Anti-Semitism: The Logic of the Illogical

Question

Why is there anti-Semitism? I know it’s not a new phenomenon, but is there any logical reason for it?

4 months

Answers

  1. No, but I will try to offer one. Even though this may sound illogical.

    I was with a secular friend in Jerusalem last Friday afternoon. As we sat in his car in a religious neighborhood, he remarked, “Look at all the people getting ready for Shabbat! So many young families arriving with their young children to visit their parents, with such elegant and elaborate clothing and hats! In my neighborhood everyone is doing his own thing and there is no family or community life like this!” He said that he enjoyed seeing this “scene from 18th century Europe” since it a fond reminder of his dear grandparents. But he admitted that he could understand how others might not be able to relate to this scene. They might see “those people” as haughty, primitive and who-knows-what-else-what — and might harbor negative feelings towards them.

    Is being “different” a logical reason for anti-Semitism? If Jews dress up for Shabbat, eat only Kosher (not always eating others’ food), celebrate a variety of religious holidays and occasions, teach to marry only other members of the “Tribe” — should this cause negative feelings? I don’t know. But even if it’s logical to dislike someone who’s different, should the negative reaction be so extreme and out of proportion? Certainly not.

    And who hasn’t experienced something akin to the following scenario in their lives? As a youngster I was called a “dirty Jew” by neighbors because that’s the way their parents spoke. I asked them why they said such a nasty thing. They said because I killed their deity. I asked them when I did that!

    So, perhaps it’s “logical” for someone else to dislike me being different. But it’s not just “dislike” in some cases. It’s outright hatred. And not always kept inside, but sometimes verbalized or worse. Does this make sense? I am at a loss to explain this phenomenon. Perhaps the real reason is more mystical in nature.

    We are the nation who received the Torah.

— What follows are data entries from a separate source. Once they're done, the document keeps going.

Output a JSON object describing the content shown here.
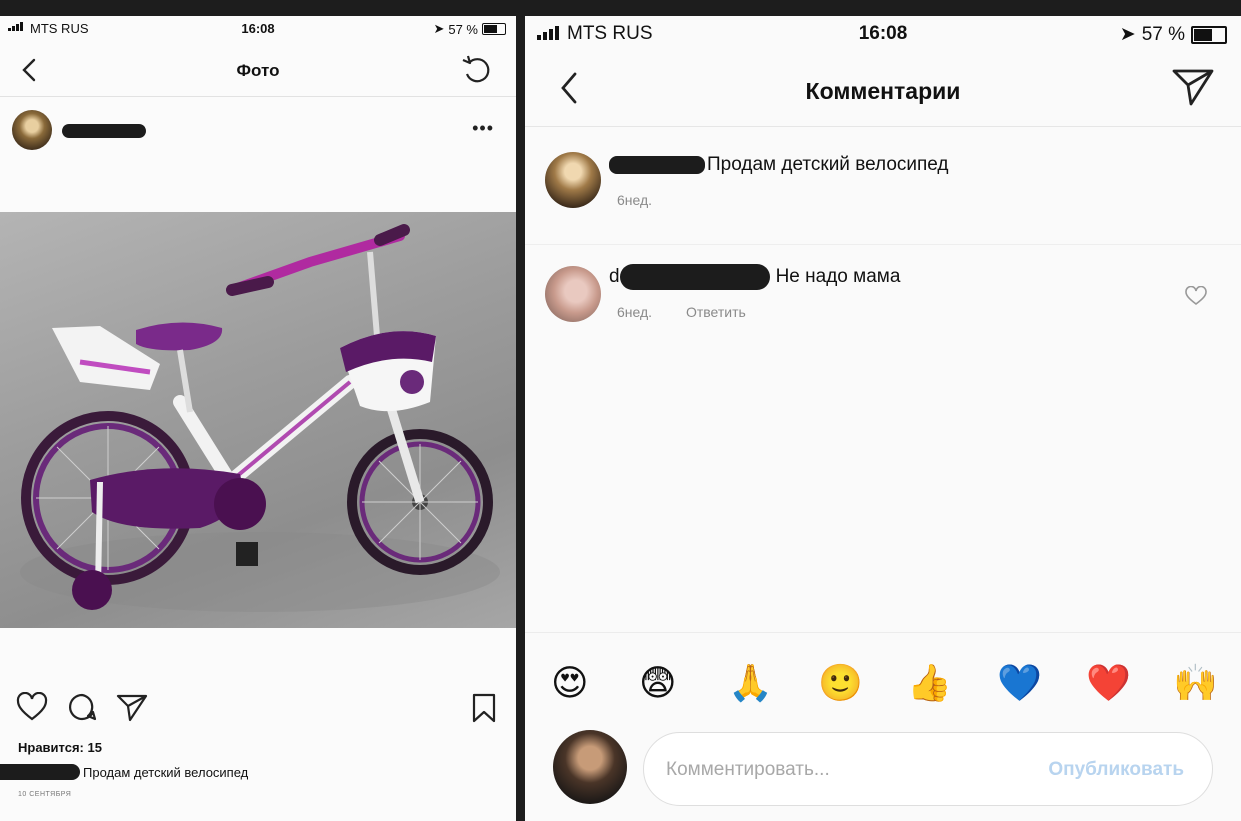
{
  "left_screen": {
    "status": {
      "carrier": "MTS RUS",
      "time": "16:08",
      "battery": "57 %",
      "battery_level": 0.57
    },
    "nav": {
      "title": "Фото"
    },
    "post": {
      "likes": "Нравится: 15",
      "caption": "Продам детский велосипед",
      "date": "10 СЕНТЯБРЯ"
    }
  },
  "right_screen": {
    "status": {
      "carrier": "MTS RUS",
      "time": "16:08",
      "battery": "57 %",
      "battery_level": 0.57
    },
    "nav": {
      "title": "Комментарии"
    },
    "comments": [
      {
        "text": "Продам детский велосипед",
        "time": "6нед.",
        "reply": ""
      },
      {
        "prefix": "d",
        "text": "Не надо мама",
        "time": "6нед.",
        "reply": "Ответить"
      }
    ],
    "emojis": [
      "😍",
      "😨",
      "🙏",
      "🙂",
      "👍",
      "💙",
      "❤️",
      "🙌"
    ],
    "composer": {
      "placeholder": "Комментировать...",
      "publish": "Опубликовать"
    }
  },
  "colors": {
    "accent_disabled": "#b8d4ef",
    "text": "#111111",
    "meta": "#8a8a8a"
  }
}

    Before presenting the Torah to the Jews, God offered it to all the other peoples of the world. It was up for grabs, yet every nation turned the offer down. They simply weren’t willing to change their lifestyles in order to accommodate the Torah into their daily living.

    When the Jews accepted the Torah, the jealousy of the nations was aroused. “They now have an advantage that we neglected and we can never forgive them for it!”

    We have something that the other nations lack. We were chosen for the task to be God’s “emissaries” to the rest of the world. Exemplary, Torah-true lives should impact not only on us, but on others as well and cause them to draw closer to God.

    Best wishes from the AskTheRabbi.org Team